One of the first symposia of the conference focused on “broadening our approaches to health behaviour change, by taking context into account”. It included a series of fantastic presentations that highlighted how much effect the environment, families and partners have on our health behaviour. For example, one study, presented by Rachel Burns , found that the eating and physical activity behaviours of people with newly-diagnosed diabetes are strongly connected with those of their partners.
On 2nd September, the symposium “maximising the value of qualitative methods in the development and evaluation of behaviour change interventions” showcased the array of roles that qualitative research methods such as interviews, can play in health intervention development. The Health Behaviour Change Research Group  (HBCRG) at the National University of Ireland, Galway, was well represented with Prof Molly Byrne  presenting how qualitative work and patient engagement contributed to the development of an intervention to improve health outcomes among young adults living with type 1 diabetes. The most striking part of this ‘D1 intervention’ , was the involvement of a ‘young adult panel ’ (eight young adults living with diabetes) in all aspects of the study. In a second presentation within this symposium, Dr Jenny McSharry  (HBCRG) presented her work on barriers and facilitators to attending type 2 diabetes education programs. Her research highlighted that people with type 2 diabetes often don’t attend these programs due to a lack of awareness around where programmes are available, not appreciating their potential benefits, or not wanting to admit to the ‘reality of diabetes’. Additionally, the role that healthcare professionals could and should play in encouraging and promoting structured diabetes education was emphasised.
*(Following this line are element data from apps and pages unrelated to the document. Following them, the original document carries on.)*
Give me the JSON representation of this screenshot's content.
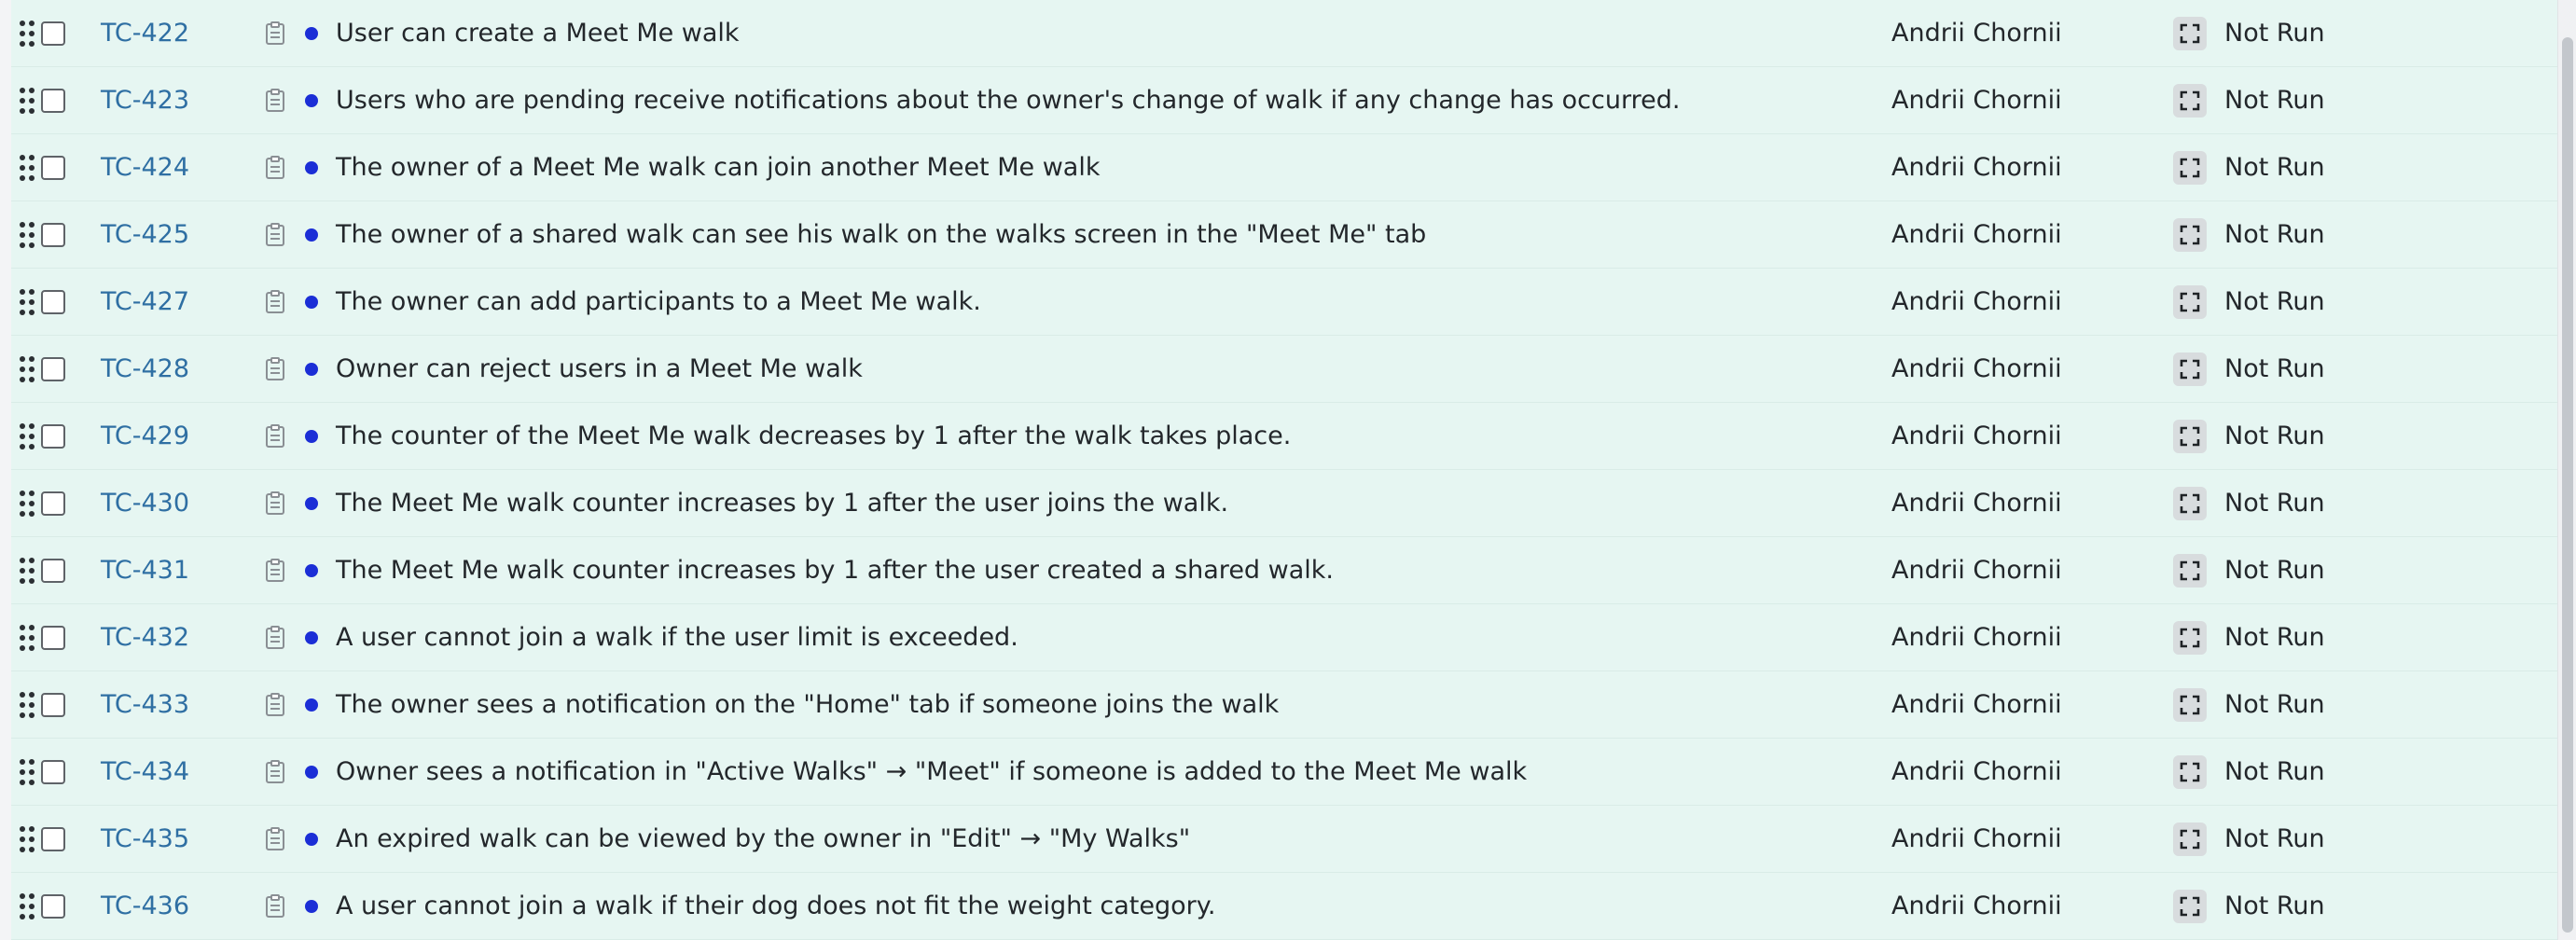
{
  "rows": [
    {
      "id": "TC-422",
      "title": "User can create a Meet Me walk",
      "owner": "Andrii Chornii",
      "status": "Not Run"
    },
    {
      "id": "TC-423",
      "title": "Users who are pending receive notifications about the owner's change of walk if any change has occurred.",
      "owner": "Andrii Chornii",
      "status": "Not Run"
    },
    {
      "id": "TC-424",
      "title": "The owner of a Meet Me walk can join another Meet Me walk",
      "owner": "Andrii Chornii",
      "status": "Not Run"
    },
    {
      "id": "TC-425",
      "title": "The owner of a shared walk can see his walk on the walks screen in the \"Meet Me\" tab",
      "owner": "Andrii Chornii",
      "status": "Not Run"
    },
    {
      "id": "TC-427",
      "title": "The owner can add participants to a Meet Me walk.",
      "owner": "Andrii Chornii",
      "status": "Not Run"
    },
    {
      "id": "TC-428",
      "title": "Owner can reject users in a Meet Me walk",
      "owner": "Andrii Chornii",
      "status": "Not Run"
    },
    {
      "id": "TC-429",
      "title": "The counter of the Meet Me walk decreases by 1 after the walk takes place.",
      "owner": "Andrii Chornii",
      "status": "Not Run"
    },
    {
      "id": "TC-430",
      "title": "The Meet Me walk counter increases by 1 after the user joins the walk.",
      "owner": "Andrii Chornii",
      "status": "Not Run"
    },
    {
      "id": "TC-431",
      "title": "The Meet Me walk counter increases by 1 after the user created a shared walk.",
      "owner": "Andrii Chornii",
      "status": "Not Run"
    },
    {
      "id": "TC-432",
      "title": "A user cannot join a walk if the user limit is exceeded.",
      "owner": "Andrii Chornii",
      "status": "Not Run"
    },
    {
      "id": "TC-433",
      "title": "The owner sees a notification on the \"Home\" tab if someone joins the walk",
      "owner": "Andrii Chornii",
      "status": "Not Run"
    },
    {
      "id": "TC-434",
      "title": "Owner sees a notification in \"Active Walks\" → \"Meet\" if someone is added to the Meet Me walk",
      "owner": "Andrii Chornii",
      "status": "Not Run"
    },
    {
      "id": "TC-435",
      "title": "An expired walk can be viewed by the owner in \"Edit\" → \"My Walks\"",
      "owner": "Andrii Chornii",
      "status": "Not Run"
    },
    {
      "id": "TC-436",
      "title": "A user cannot join a walk if their dog does not fit the weight category.",
      "owner": "Andrii Chornii",
      "status": "Not Run"
    }
  ],
  "icons": {
    "drag": "drag-handle-icon",
    "checkbox": "checkbox",
    "clipboard": "clipboard-icon",
    "priority_dot": "priority-dot-icon",
    "status": "status-focus-icon"
  },
  "colors": {
    "row_background": "#e6f6f2",
    "id_link": "#2f6fa3",
    "priority_dot": "#1b2ed6"
  }
}
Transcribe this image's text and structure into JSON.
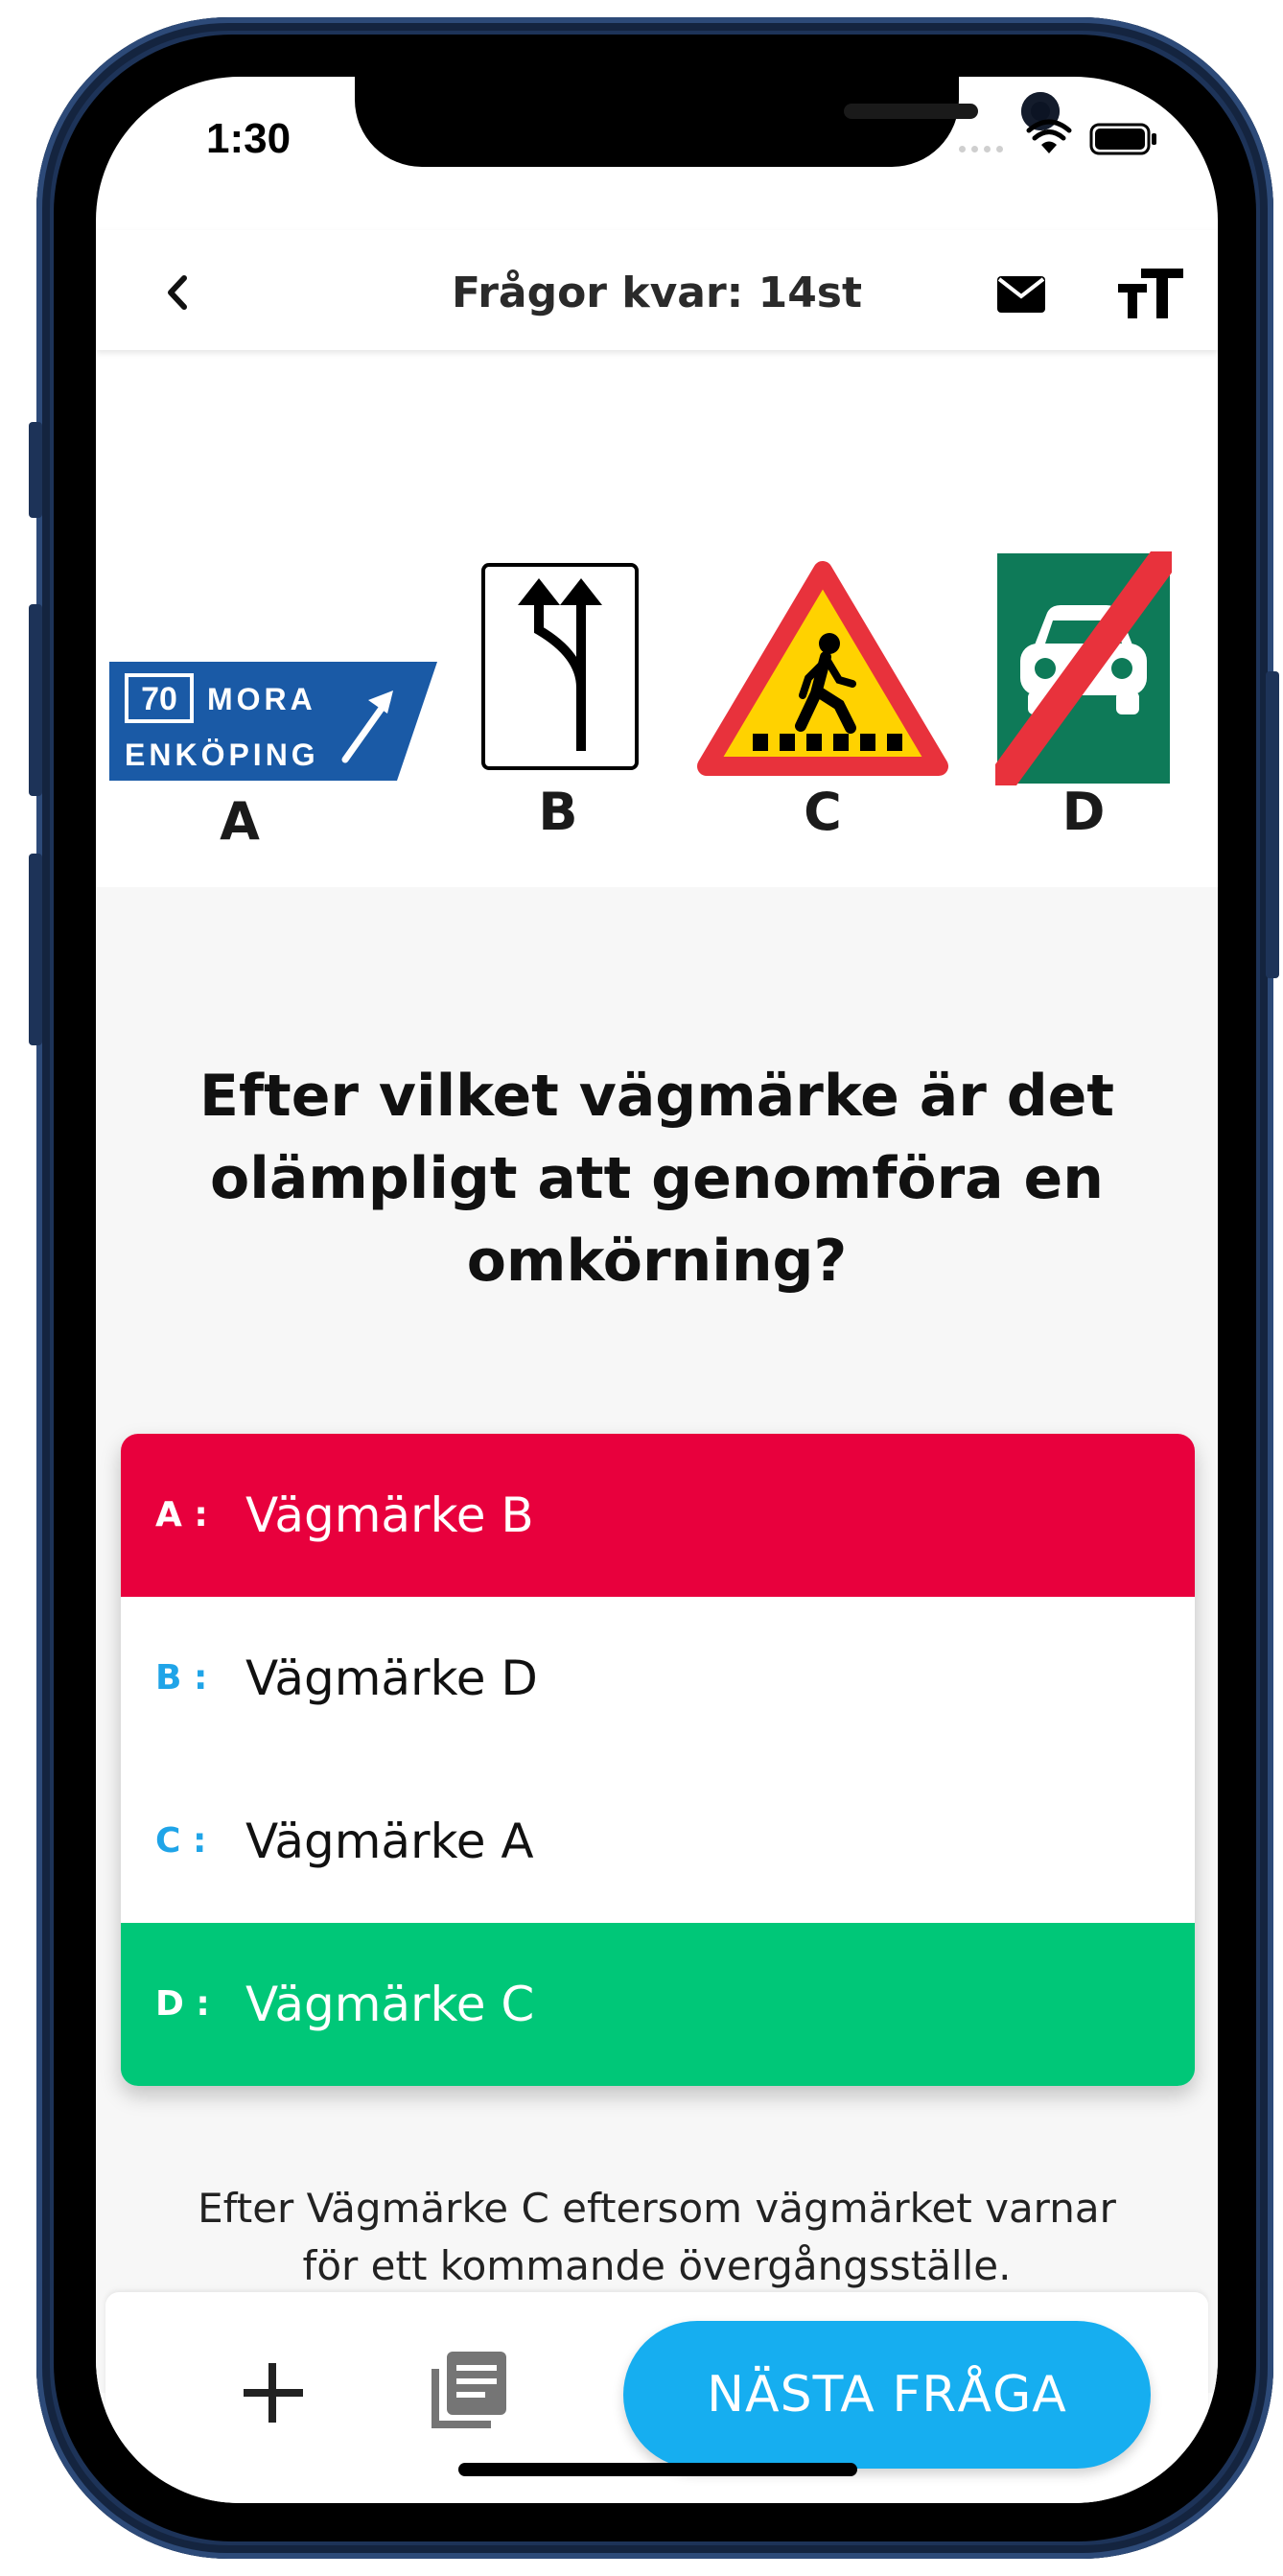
{
  "status_bar": {
    "time": "1:30"
  },
  "navbar": {
    "title": "Frågor kvar: 14st"
  },
  "signs": {
    "a": {
      "label": "A",
      "number": "70",
      "line1": "MORA",
      "line2": "ENKÖPING"
    },
    "b": {
      "label": "B"
    },
    "c": {
      "label": "C"
    },
    "d": {
      "label": "D"
    }
  },
  "question": "Efter vilket vägmärke är det olämpligt att genomföra en omkörning?",
  "answers": [
    {
      "letter": "A :",
      "text": "Vägmärke B",
      "state": "wrong"
    },
    {
      "letter": "B :",
      "text": "Vägmärke D",
      "state": "neutral"
    },
    {
      "letter": "C :",
      "text": "Vägmärke A",
      "state": "neutral"
    },
    {
      "letter": "D :",
      "text": "Vägmärke C",
      "state": "correct"
    }
  ],
  "explanation": "Efter Vägmärke C eftersom vägmärket varnar för ett kommande övergångsställe.",
  "bottom_bar": {
    "next_label": "NÄSTA FRÅGA"
  },
  "colors": {
    "wrong": "#e8003d",
    "correct": "#00c778",
    "accent": "#16aef0",
    "sign_blue": "#1a5aa6",
    "sign_green": "#0e7a58",
    "sign_red": "#e8323c",
    "sign_yellow": "#ffd200"
  }
}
A final personal highlight was the keynote lecture by Prof Sherry Pagoto , who has extensively studied the use of social media in analysing and promoting health behaviour. She made the excellent point that social media can reach people more efficiently than ever, which is something that health psychology needs to use to its advantage!
After such an inspiring conference, we couldn’t be more proud to announce that Galway will be hosting EHPS 2018!  (#EHPS2018).
Photo L-R: Dr Annegret Schneider, Prof Val Morrison, Dr Karen M Sikar, Prof Molly Byrne, Dr Jenny McSharry and Marita Hennessey after their symposium on ‘maximising the value of qualitative research methods in the development and evaluation of behaviour change interventions’.
The ACBRD team cannot get to all conferences! We appreciate our colleagues sharing the highlights of national and international conferences. Please contact firstname.lastname@example.org  if you would like to contribute a guest blog.